= EXERCISE DIRECTIONS =
Each record should be given again exactly, and any picture in it left out.

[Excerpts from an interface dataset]
▶
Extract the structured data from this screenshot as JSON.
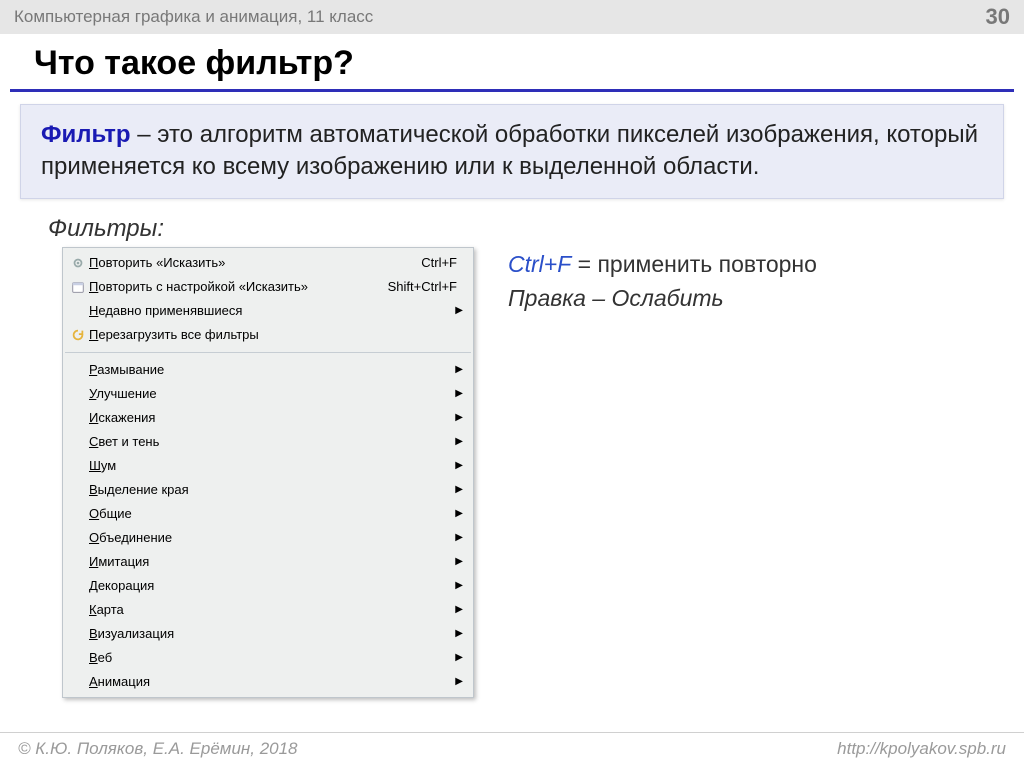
{
  "header": {
    "title": "Компьютерная графика и анимация, 11 класс",
    "page": "30"
  },
  "slide_title": "Что такое фильтр?",
  "definition": {
    "term": "Фильтр",
    "rest": " – это алгоритм автоматической обработки пикселей изображения, который применяется ко всему изображению или к выделенной области."
  },
  "filters_label": "Фильтры:",
  "menu": {
    "top": [
      {
        "first": "П",
        "rest": "овторить «Исказить»",
        "shortcut": "Ctrl+F",
        "icon": "gear"
      },
      {
        "first": "П",
        "rest": "овторить с настройкой «Исказить»",
        "shortcut": "Shift+Ctrl+F",
        "icon": "cal"
      },
      {
        "first": "Н",
        "rest": "едавно применявшиеся",
        "sub": true
      },
      {
        "first": "П",
        "rest": "ерезагрузить все фильтры",
        "icon": "refresh"
      }
    ],
    "categories": [
      {
        "first": "Р",
        "rest": "азмывание"
      },
      {
        "first": "У",
        "rest": "лучшение"
      },
      {
        "first": "И",
        "rest": "скажения"
      },
      {
        "first": "С",
        "rest": "вет и тень"
      },
      {
        "first": "Ш",
        "rest": "ум"
      },
      {
        "first": "В",
        "rest": "ыделение края"
      },
      {
        "first": "О",
        "rest": "бщие"
      },
      {
        "first": "О",
        "rest": "бъединение"
      },
      {
        "first": "И",
        "rest": "митация"
      },
      {
        "first": "Д",
        "rest": "екорация"
      },
      {
        "first": "К",
        "rest": "арта"
      },
      {
        "first": "В",
        "rest": "изуализация"
      },
      {
        "first": "В",
        "rest": "еб"
      },
      {
        "first": "А",
        "rest": "нимация"
      }
    ]
  },
  "side": {
    "kbd": "Ctrl+F",
    "apply": " = применить повторно",
    "edit_fade": "Правка – Ослабить"
  },
  "footer": {
    "left": "© К.Ю. Поляков, Е.А. Ерёмин, 2018",
    "right": "http://kpolyakov.spb.ru"
  }
}
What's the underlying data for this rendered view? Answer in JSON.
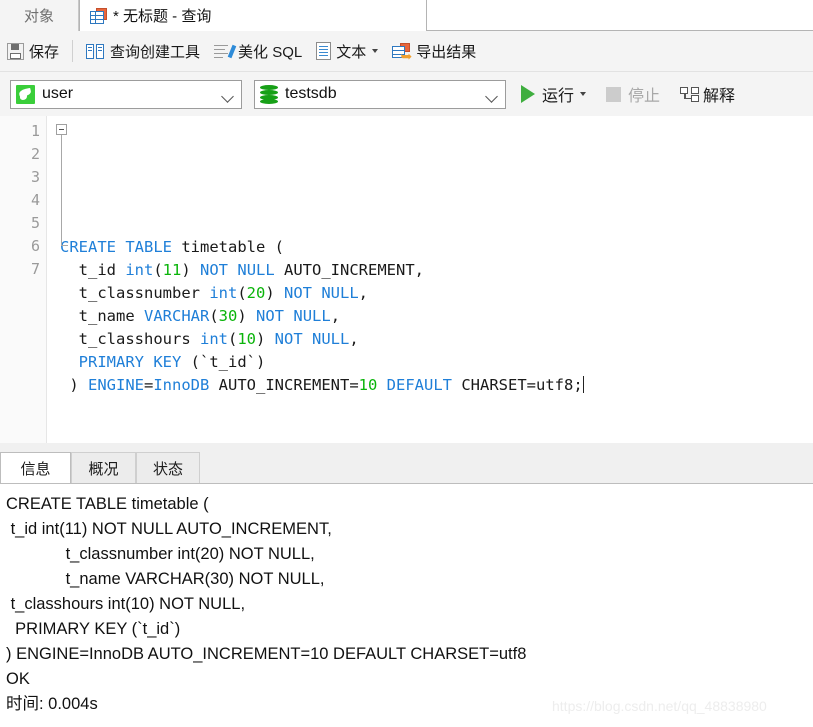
{
  "window": {
    "tabs": [
      {
        "label": "对象",
        "icon": "",
        "active": false
      },
      {
        "label": "* 无标题 - 查询",
        "icon": "table-grid-icon",
        "active": true
      }
    ]
  },
  "toolbar_main": {
    "items": [
      {
        "label": "保存",
        "icon": "save-icon"
      },
      {
        "label": "查询创建工具",
        "icon": "query-builder-icon"
      },
      {
        "label": "美化 SQL",
        "icon": "beautify-sql-icon"
      },
      {
        "label": "文本",
        "icon": "text-doc-icon",
        "has_dropdown": true
      },
      {
        "label": "导出结果",
        "icon": "export-result-icon"
      }
    ]
  },
  "toolbar_exec": {
    "connection": {
      "value": "user",
      "icon": "mysql-dolphin-icon"
    },
    "database": {
      "value": "testsdb",
      "icon": "database-cylinder-icon"
    },
    "run": {
      "label": "运行",
      "icon": "play-icon",
      "has_dropdown": true,
      "enabled": true
    },
    "stop": {
      "label": "停止",
      "icon": "stop-square-icon",
      "enabled": false
    },
    "explain": {
      "label": "解释",
      "icon": "explain-plan-icon",
      "enabled": true
    }
  },
  "editor": {
    "line_numbers": [
      "1",
      "2",
      "3",
      "4",
      "5",
      "6",
      "7"
    ],
    "lines": [
      [
        {
          "t": "CREATE",
          "c": "kw"
        },
        {
          "t": " "
        },
        {
          "t": "TABLE",
          "c": "kw"
        },
        {
          "t": " timetable ("
        }
      ],
      [
        {
          "t": "  t_id "
        },
        {
          "t": "int",
          "c": "kw"
        },
        {
          "t": "("
        },
        {
          "t": "11",
          "c": "num"
        },
        {
          "t": ") "
        },
        {
          "t": "NOT",
          "c": "kw"
        },
        {
          "t": " "
        },
        {
          "t": "NULL",
          "c": "kw"
        },
        {
          "t": " AUTO_INCREMENT,"
        }
      ],
      [
        {
          "t": "  t_classnumber "
        },
        {
          "t": "int",
          "c": "kw"
        },
        {
          "t": "("
        },
        {
          "t": "20",
          "c": "num"
        },
        {
          "t": ") "
        },
        {
          "t": "NOT",
          "c": "kw"
        },
        {
          "t": " "
        },
        {
          "t": "NULL",
          "c": "kw"
        },
        {
          "t": ","
        }
      ],
      [
        {
          "t": "  t_name "
        },
        {
          "t": "VARCHAR",
          "c": "kw"
        },
        {
          "t": "("
        },
        {
          "t": "30",
          "c": "num"
        },
        {
          "t": ") "
        },
        {
          "t": "NOT",
          "c": "kw"
        },
        {
          "t": " "
        },
        {
          "t": "NULL",
          "c": "kw"
        },
        {
          "t": ","
        }
      ],
      [
        {
          "t": "  t_classhours "
        },
        {
          "t": "int",
          "c": "kw"
        },
        {
          "t": "("
        },
        {
          "t": "10",
          "c": "num"
        },
        {
          "t": ") "
        },
        {
          "t": "NOT",
          "c": "kw"
        },
        {
          "t": " "
        },
        {
          "t": "NULL",
          "c": "kw"
        },
        {
          "t": ","
        }
      ],
      [
        {
          "t": "  "
        },
        {
          "t": "PRIMARY",
          "c": "kw"
        },
        {
          "t": " "
        },
        {
          "t": "KEY",
          "c": "kw"
        },
        {
          "t": " (`t_id`)"
        }
      ],
      [
        {
          "t": " ) "
        },
        {
          "t": "ENGINE",
          "c": "kw"
        },
        {
          "t": "="
        },
        {
          "t": "InnoDB",
          "c": "kw"
        },
        {
          "t": " AUTO_INCREMENT="
        },
        {
          "t": "10",
          "c": "num"
        },
        {
          "t": " "
        },
        {
          "t": "DEFAULT",
          "c": "kw"
        },
        {
          "t": " CHARSET=utf8;"
        }
      ]
    ]
  },
  "result_tabs": [
    {
      "label": "信息",
      "active": true
    },
    {
      "label": "概况",
      "active": false
    },
    {
      "label": "状态",
      "active": false
    }
  ],
  "output": {
    "lines": [
      "CREATE TABLE timetable (",
      " t_id int(11) NOT NULL AUTO_INCREMENT,",
      "             t_classnumber int(20) NOT NULL,",
      "             t_name VARCHAR(30) NOT NULL,",
      " t_classhours int(10) NOT NULL,",
      "  PRIMARY KEY (`t_id`)",
      ") ENGINE=InnoDB AUTO_INCREMENT=10 DEFAULT CHARSET=utf8",
      "OK",
      "时间: 0.004s"
    ]
  },
  "watermark": "https://blog.csdn.net/qq_48838980",
  "colors": {
    "keyword": "#1f7fd8",
    "number": "#0ab40a",
    "run_green": "#3fae3f",
    "chrome": "#f4f4f4"
  }
}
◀
= TASK RESULT =
Extract the structured data from this screenshot as JSON.
{
  "header": {
    "title": "Компьютерная графика и анимация, 11 класс",
    "page": "30"
  },
  "slide_title": "Что такое фильтр?",
  "definition": {
    "term": "Фильтр",
    "rest": " – это алгоритм автоматической обработки пикселей изображения, который применяется ко всему изображению или к выделенной области."
  },
  "filters_label": "Фильтры:",
  "menu": {
    "top": [
      {
        "first": "П",
        "rest": "овторить «Исказить»",
        "shortcut": "Ctrl+F",
        "icon": "gear"
      },
      {
        "first": "П",
        "rest": "овторить с настройкой «Исказить»",
        "shortcut": "Shift+Ctrl+F",
        "icon": "cal"
      },
      {
        "first": "Н",
        "rest": "едавно применявшиеся",
        "sub": true
      },
      {
        "first": "П",
        "rest": "ерезагрузить все фильтры",
        "icon": "refresh"
      }
    ],
    "categories": [
      {
        "first": "Р",
        "rest": "азмывание"
      },
      {
        "first": "У",
        "rest": "лучшение"
      },
      {
        "first": "И",
        "rest": "скажения"
      },
      {
        "first": "С",
        "rest": "вет и тень"
      },
      {
        "first": "Ш",
        "rest": "ум"
      },
      {
        "first": "В",
        "rest": "ыделение края"
      },
      {
        "first": "О",
        "rest": "бщие"
      },
      {
        "first": "О",
        "rest": "бъединение"
      },
      {
        "first": "И",
        "rest": "митация"
      },
      {
        "first": "Д",
        "rest": "екорация"
      },
      {
        "first": "К",
        "rest": "арта"
      },
      {
        "first": "В",
        "rest": "изуализация"
      },
      {
        "first": "В",
        "rest": "еб"
      },
      {
        "first": "А",
        "rest": "нимация"
      }
    ]
  },
  "side": {
    "kbd": "Ctrl+F",
    "apply": " = применить повторно",
    "edit_fade": "Правка – Ослабить"
  },
  "footer": {
    "left": "© К.Ю. Поляков, Е.А. Ерёмин, 2018",
    "right": "http://kpolyakov.spb.ru"
  }
}
What's the underlying data for this rendered view? Answer in JSON.
{
  "window": {
    "tabs": [
      {
        "label": "对象",
        "icon": "",
        "active": false
      },
      {
        "label": "* 无标题 - 查询",
        "icon": "table-grid-icon",
        "active": true
      }
    ]
  },
  "toolbar_main": {
    "items": [
      {
        "label": "保存",
        "icon": "save-icon"
      },
      {
        "label": "查询创建工具",
        "icon": "query-builder-icon"
      },
      {
        "label": "美化 SQL",
        "icon": "beautify-sql-icon"
      },
      {
        "label": "文本",
        "icon": "text-doc-icon",
        "has_dropdown": true
      },
      {
        "label": "导出结果",
        "icon": "export-result-icon"
      }
    ]
  },
  "toolbar_exec": {
    "connection": {
      "value": "user",
      "icon": "mysql-dolphin-icon"
    },
    "database": {
      "value": "testsdb",
      "icon": "database-cylinder-icon"
    },
    "run": {
      "label": "运行",
      "icon": "play-icon",
      "has_dropdown": true,
      "enabled": true
    },
    "stop": {
      "label": "停止",
      "icon": "stop-square-icon",
      "enabled": false
    },
    "explain": {
      "label": "解释",
      "icon": "explain-plan-icon",
      "enabled": true
    }
  },
  "editor": {
    "line_numbers": [
      "1",
      "2",
      "3",
      "4",
      "5",
      "6",
      "7"
    ],
    "lines": [
      [
        {
          "t": "CREATE",
          "c": "kw"
        },
        {
          "t": " "
        },
        {
          "t": "TABLE",
          "c": "kw"
        },
        {
          "t": " timetable ("
        }
      ],
      [
        {
          "t": "  t_id "
        },
        {
          "t": "int",
          "c": "kw"
        },
        {
          "t": "("
        },
        {
          "t": "11",
          "c": "num"
        },
        {
          "t": ") "
        },
        {
          "t": "NOT",
          "c": "kw"
        },
        {
          "t": " "
        },
        {
          "t": "NULL",
          "c": "kw"
        },
        {
          "t": " AUTO_INCREMENT,"
        }
      ],
      [
        {
          "t": "  t_classnumber "
        },
        {
          "t": "int",
          "c": "kw"
        },
        {
          "t": "("
        },
        {
          "t": "20",
          "c": "num"
        },
        {
          "t": ") "
        },
        {
          "t": "NOT",
          "c": "kw"
        },
        {
          "t": " "
        },
        {
          "t": "NULL",
          "c": "kw"
        },
        {
          "t": ","
        }
      ],
      [
        {
          "t": "  t_name "
        },
        {
          "t": "VARCHAR",
          "c": "kw"
        },
        {
          "t": "("
        },
        {
          "t": "30",
          "c": "num"
        },
        {
          "t": ") "
        },
        {
          "t": "NOT",
          "c": "kw"
        },
        {
          "t": " "
        },
        {
          "t": "NULL",
          "c": "kw"
        },
        {
          "t": ","
        }
      ],
      [
        {
          "t": "  t_classhours "
        },
        {
          "t": "int",
          "c": "kw"
        },
        {
          "t": "("
        },
        {
          "t": "10",
          "c": "num"
        },
        {
          "t": ") "
        },
        {
          "t": "NOT",
          "c": "kw"
        },
        {
          "t": " "
        },
        {
          "t": "NULL",
          "c": "kw"
        },
        {
          "t": ","
        }
      ],
      [
        {
          "t": "  "
        },
        {
          "t": "PRIMARY",
          "c": "kw"
        },
        {
          "t": " "
        },
        {
          "t": "KEY",
          "c": "kw"
        },
        {
          "t": " (`t_id`)"
        }
      ],
      [
        {
          "t": " ) "
        },
        {
          "t": "ENGINE",
          "c": "kw"
        },
        {
          "t": "="
        },
        {
          "t": "InnoDB",
          "c": "kw"
        },
        {
          "t": " AUTO_INCREMENT="
        },
        {
          "t": "10",
          "c": "num"
        },
        {
          "t": " "
        },
        {
          "t": "DEFAULT",
          "c": "kw"
        },
        {
          "t": " CHARSET=utf8;"
        }
      ]
    ]
  },
  "result_tabs": [
    {
      "label": "信息",
      "active": true
    },
    {
      "label": "概况",
      "active": false
    },
    {
      "label": "状态",
      "active": false
    }
  ],
  "output": {
    "lines": [
      "CREATE TABLE timetable (",
      " t_id int(11) NOT NULL AUTO_INCREMENT,",
      "             t_classnumber int(20) NOT NULL,",
      "             t_name VARCHAR(30) NOT NULL,",
      " t_classhours int(10) NOT NULL,",
      "  PRIMARY KEY (`t_id`)",
      ") ENGINE=InnoDB AUTO_INCREMENT=10 DEFAULT CHARSET=utf8",
      "OK",
      "时间: 0.004s"
    ]
  },
  "watermark": "https://blog.csdn.net/qq_48838980",
  "colors": {
    "keyword": "#1f7fd8",
    "number": "#0ab40a",
    "run_green": "#3fae3f",
    "chrome": "#f4f4f4"
  }
}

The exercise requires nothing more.